= Beginning of Section =

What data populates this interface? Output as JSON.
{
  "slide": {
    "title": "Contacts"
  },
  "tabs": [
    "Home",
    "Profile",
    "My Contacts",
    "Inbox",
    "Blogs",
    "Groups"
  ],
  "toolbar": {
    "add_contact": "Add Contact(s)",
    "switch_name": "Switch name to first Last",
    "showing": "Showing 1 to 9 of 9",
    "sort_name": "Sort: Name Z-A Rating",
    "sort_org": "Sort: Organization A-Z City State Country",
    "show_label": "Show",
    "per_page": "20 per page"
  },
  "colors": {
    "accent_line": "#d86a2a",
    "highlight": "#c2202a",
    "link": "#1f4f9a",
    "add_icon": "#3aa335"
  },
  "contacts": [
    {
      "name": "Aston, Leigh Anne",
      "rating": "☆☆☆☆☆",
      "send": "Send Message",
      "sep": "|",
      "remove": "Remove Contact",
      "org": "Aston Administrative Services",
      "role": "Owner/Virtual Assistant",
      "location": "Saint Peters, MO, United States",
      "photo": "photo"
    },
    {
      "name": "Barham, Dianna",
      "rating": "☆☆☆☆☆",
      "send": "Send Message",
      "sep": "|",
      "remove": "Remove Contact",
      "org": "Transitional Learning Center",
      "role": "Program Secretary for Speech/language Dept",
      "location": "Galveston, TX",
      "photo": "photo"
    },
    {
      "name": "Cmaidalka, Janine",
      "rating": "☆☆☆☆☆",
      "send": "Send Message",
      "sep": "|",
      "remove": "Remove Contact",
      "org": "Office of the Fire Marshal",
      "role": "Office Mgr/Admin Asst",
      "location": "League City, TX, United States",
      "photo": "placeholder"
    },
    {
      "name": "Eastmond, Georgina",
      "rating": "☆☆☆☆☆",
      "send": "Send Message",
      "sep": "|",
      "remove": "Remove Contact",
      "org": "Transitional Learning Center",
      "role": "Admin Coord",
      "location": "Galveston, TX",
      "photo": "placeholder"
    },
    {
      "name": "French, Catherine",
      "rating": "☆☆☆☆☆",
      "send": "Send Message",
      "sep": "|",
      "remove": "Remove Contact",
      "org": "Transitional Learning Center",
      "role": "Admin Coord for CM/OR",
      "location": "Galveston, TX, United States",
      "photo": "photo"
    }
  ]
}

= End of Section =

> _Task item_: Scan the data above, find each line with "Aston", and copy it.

> _Task solution_:
      "name": "Aston, Leigh Anne",
      "org": "Aston Administrative Services",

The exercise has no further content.